**ASSIGNMENT**. Extract every line from the records below that contains the word "screenshot".

[Data records for software interfaces]

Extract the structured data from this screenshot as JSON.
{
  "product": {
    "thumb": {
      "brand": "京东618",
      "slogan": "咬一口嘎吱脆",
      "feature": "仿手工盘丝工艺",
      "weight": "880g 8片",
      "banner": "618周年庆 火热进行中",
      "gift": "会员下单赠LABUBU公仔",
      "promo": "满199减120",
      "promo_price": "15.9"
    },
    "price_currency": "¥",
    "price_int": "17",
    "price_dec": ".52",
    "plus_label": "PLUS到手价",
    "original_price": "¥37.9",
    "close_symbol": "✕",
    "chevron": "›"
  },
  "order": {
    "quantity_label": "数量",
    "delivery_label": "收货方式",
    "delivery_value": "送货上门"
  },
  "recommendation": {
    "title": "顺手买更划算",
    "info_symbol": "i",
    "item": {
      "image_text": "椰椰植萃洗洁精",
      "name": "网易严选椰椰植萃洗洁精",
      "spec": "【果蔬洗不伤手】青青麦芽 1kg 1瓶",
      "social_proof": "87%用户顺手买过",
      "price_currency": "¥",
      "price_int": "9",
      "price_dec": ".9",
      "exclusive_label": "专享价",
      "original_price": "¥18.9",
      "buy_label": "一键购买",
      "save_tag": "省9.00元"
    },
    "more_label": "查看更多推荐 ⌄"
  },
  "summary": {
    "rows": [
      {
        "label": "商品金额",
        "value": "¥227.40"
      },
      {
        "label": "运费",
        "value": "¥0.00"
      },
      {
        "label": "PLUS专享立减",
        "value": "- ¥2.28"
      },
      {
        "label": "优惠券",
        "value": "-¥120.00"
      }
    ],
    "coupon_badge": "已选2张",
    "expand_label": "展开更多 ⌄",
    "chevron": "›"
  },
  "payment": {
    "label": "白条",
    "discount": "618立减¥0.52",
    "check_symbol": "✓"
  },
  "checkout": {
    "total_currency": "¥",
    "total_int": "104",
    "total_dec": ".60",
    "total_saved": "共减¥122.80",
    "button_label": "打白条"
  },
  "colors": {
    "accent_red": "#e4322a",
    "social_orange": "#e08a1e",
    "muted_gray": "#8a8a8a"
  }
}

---

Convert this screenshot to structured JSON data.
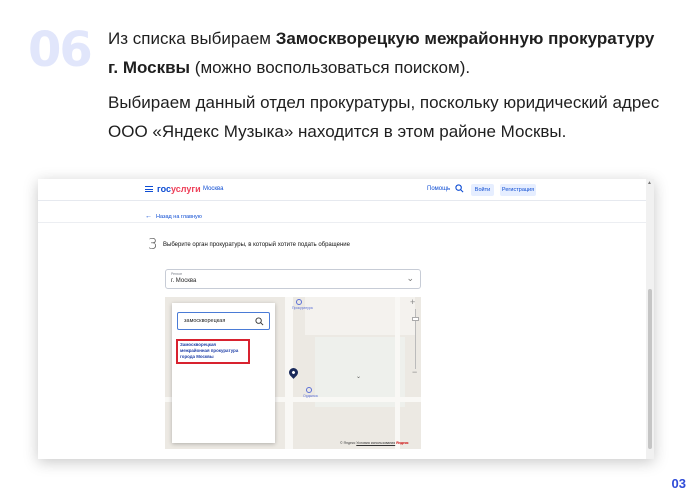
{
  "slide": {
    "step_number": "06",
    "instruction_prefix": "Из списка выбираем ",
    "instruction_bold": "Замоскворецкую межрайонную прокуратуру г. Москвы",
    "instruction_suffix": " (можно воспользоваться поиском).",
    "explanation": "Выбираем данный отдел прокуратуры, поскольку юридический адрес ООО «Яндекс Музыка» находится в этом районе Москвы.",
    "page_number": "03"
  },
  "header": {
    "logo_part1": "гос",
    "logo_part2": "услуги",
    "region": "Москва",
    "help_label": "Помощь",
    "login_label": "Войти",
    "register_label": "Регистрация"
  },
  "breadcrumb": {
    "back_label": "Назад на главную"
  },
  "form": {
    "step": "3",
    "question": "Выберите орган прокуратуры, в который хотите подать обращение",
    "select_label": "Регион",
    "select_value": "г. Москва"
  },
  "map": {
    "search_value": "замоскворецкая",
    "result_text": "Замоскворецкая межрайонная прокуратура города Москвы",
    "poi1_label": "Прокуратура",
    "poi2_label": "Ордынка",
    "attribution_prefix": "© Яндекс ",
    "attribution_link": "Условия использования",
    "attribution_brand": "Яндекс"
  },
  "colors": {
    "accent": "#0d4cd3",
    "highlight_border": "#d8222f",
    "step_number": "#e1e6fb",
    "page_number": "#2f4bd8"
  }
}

**ANSWER TO THIS TASK**.
Extract the structured data from this screenshot as JSON.
Convert this screenshot to structured JSON data.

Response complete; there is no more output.